  • Lenard, N. R., & Dunn, A. J. (2005). Mechanisms and significance of the increased brain uptake of tryptophan. Neurochemical Research, 30(12), 1543-1548.
  • Palego, L., Betti, L., Rossi, A., & Giannaccini, G. (2016). Tryptophan biochemistry: structural, nutritional, metabolic, and medical aspects in humans. Journal of Amino Acids, 2016.
  • Richard, D. M., Dawes, M. A., Mathias, C. W., Acheson, A., Hill-Kapturczak, N., & Dougherty, D. M. (2009). L-tryptophan: basic metabolic functions, behavioral research and therapeutic indications. International Journal of Tryptophan Research, 2, IJTR-S2129.
  • Roehrs, T., & Roth, T. (2001). Sleep, sleepiness, and alcohol use. Alcohol Research and Health, 25(2), 101-109.

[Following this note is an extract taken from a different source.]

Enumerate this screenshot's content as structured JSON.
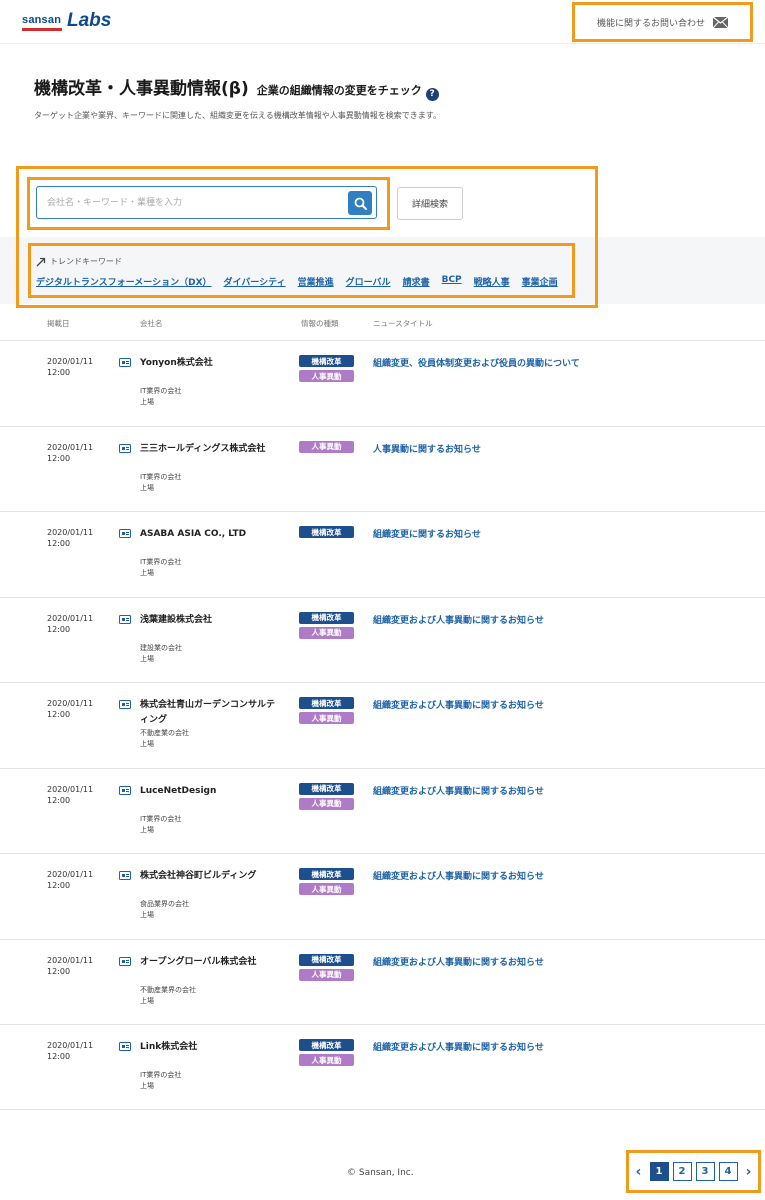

  • Wurtman, R. J., Wurtman, J. J., Regan, M. M., McDermott, J. M., Tsay, R. H., & Breu, J. J. (2003). Effects of normal meals rich in carbohydrates or proteins on plasma tryptophan and tyrosine ratios. The American journal of clinical nutrition, 77(1), 128-132.